§ **What is being asked**:
Pictures do not belong in the copy; restate the records below word for word.

'''

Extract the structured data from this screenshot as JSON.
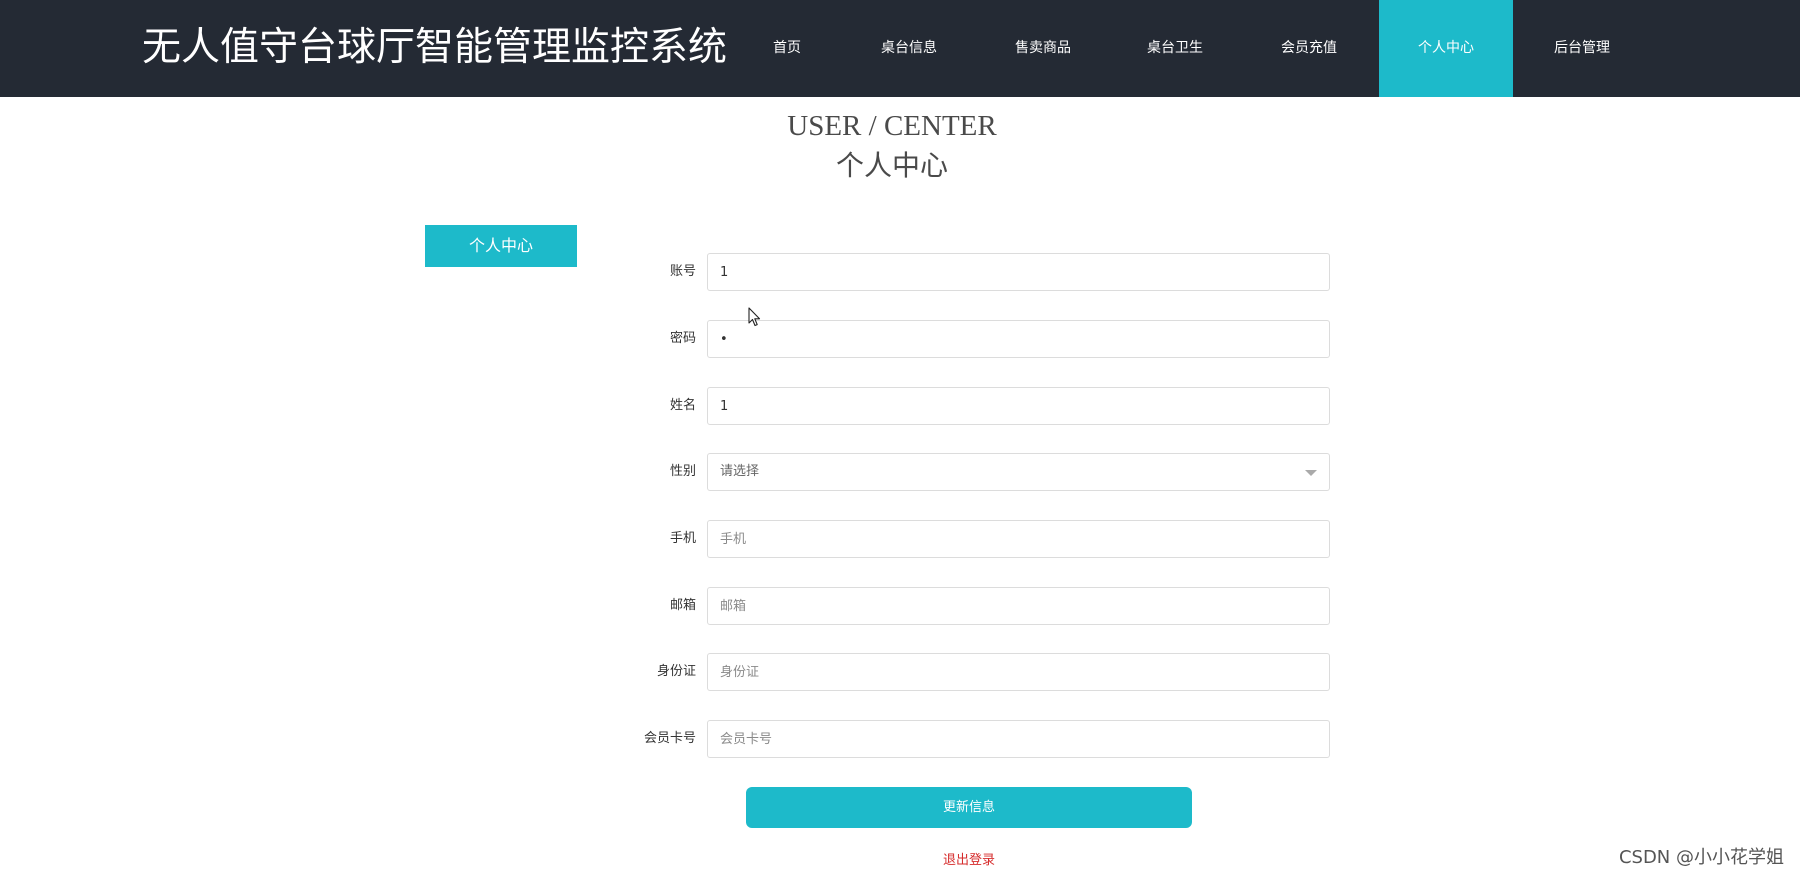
{
  "header": {
    "site_title": "无人值守台球厅智能管理监控系统",
    "nav": [
      {
        "label": "首页"
      },
      {
        "label": "桌台信息"
      },
      {
        "label": "售卖商品"
      },
      {
        "label": "桌台卫生"
      },
      {
        "label": "会员充值"
      },
      {
        "label": "个人中心"
      },
      {
        "label": "后台管理"
      }
    ],
    "active_nav": "个人中心",
    "accent_color": "#1dbaca",
    "bar_color": "#242a34"
  },
  "page": {
    "heading_en": "USER / CENTER",
    "heading_cn": "个人中心"
  },
  "sidebar": {
    "tab_label": "个人中心"
  },
  "form": {
    "account": {
      "label": "账号",
      "value": "1"
    },
    "password": {
      "label": "密码",
      "value": "•"
    },
    "name": {
      "label": "姓名",
      "value": "1"
    },
    "gender": {
      "label": "性别",
      "value": "请选择"
    },
    "phone": {
      "label": "手机",
      "placeholder": "手机"
    },
    "email": {
      "label": "邮箱",
      "placeholder": "邮箱"
    },
    "id_card": {
      "label": "身份证",
      "placeholder": "身份证"
    },
    "member_card": {
      "label": "会员卡号",
      "placeholder": "会员卡号"
    },
    "submit_label": "更新信息",
    "logout_label": "退出登录"
  },
  "watermark": "CSDN @小小花学姐"
}
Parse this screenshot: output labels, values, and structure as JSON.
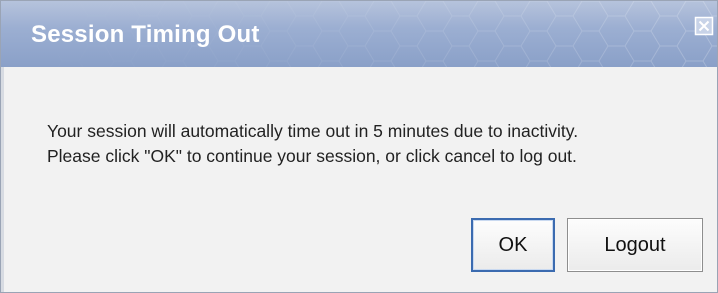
{
  "dialog": {
    "title": "Session Timing Out",
    "close_icon": "close-icon",
    "message_lines": [
      "Your session will automatically time out in 5 minutes due to inactivity.",
      "Please click \"OK\" to continue your session, or click cancel to log out."
    ],
    "buttons": {
      "ok_label": "OK",
      "logout_label": "Logout"
    }
  },
  "colors": {
    "titlebar": "#9cafd2",
    "title_text": "#ffffff",
    "body_background": "#f2f2f2",
    "focus_border": "#3b6bb0"
  }
}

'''

§ **Output for this exercise**:
Extract the structured data from this screenshot as JSON.
{
  "header": {
    "site_title": "无人值守台球厅智能管理监控系统",
    "nav": [
      {
        "label": "首页"
      },
      {
        "label": "桌台信息"
      },
      {
        "label": "售卖商品"
      },
      {
        "label": "桌台卫生"
      },
      {
        "label": "会员充值"
      },
      {
        "label": "个人中心"
      },
      {
        "label": "后台管理"
      }
    ],
    "active_nav": "个人中心",
    "accent_color": "#1dbaca",
    "bar_color": "#242a34"
  },
  "page": {
    "heading_en": "USER / CENTER",
    "heading_cn": "个人中心"
  },
  "sidebar": {
    "tab_label": "个人中心"
  },
  "form": {
    "account": {
      "label": "账号",
      "value": "1"
    },
    "password": {
      "label": "密码",
      "value": "•"
    },
    "name": {
      "label": "姓名",
      "value": "1"
    },
    "gender": {
      "label": "性别",
      "value": "请选择"
    },
    "phone": {
      "label": "手机",
      "placeholder": "手机"
    },
    "email": {
      "label": "邮箱",
      "placeholder": "邮箱"
    },
    "id_card": {
      "label": "身份证",
      "placeholder": "身份证"
    },
    "member_card": {
      "label": "会员卡号",
      "placeholder": "会员卡号"
    },
    "submit_label": "更新信息",
    "logout_label": "退出登录"
  },
  "watermark": "CSDN @小小花学姐"
}
Parse this screenshot: output labels, values, and structure as JSON.
{
  "dialog": {
    "title": "Session Timing Out",
    "close_icon": "close-icon",
    "message_lines": [
      "Your session will automatically time out in 5 minutes due to inactivity.",
      "Please click \"OK\" to continue your session, or click cancel to log out."
    ],
    "buttons": {
      "ok_label": "OK",
      "logout_label": "Logout"
    }
  },
  "colors": {
    "titlebar": "#9cafd2",
    "title_text": "#ffffff",
    "body_background": "#f2f2f2",
    "focus_border": "#3b6bb0"
  }
}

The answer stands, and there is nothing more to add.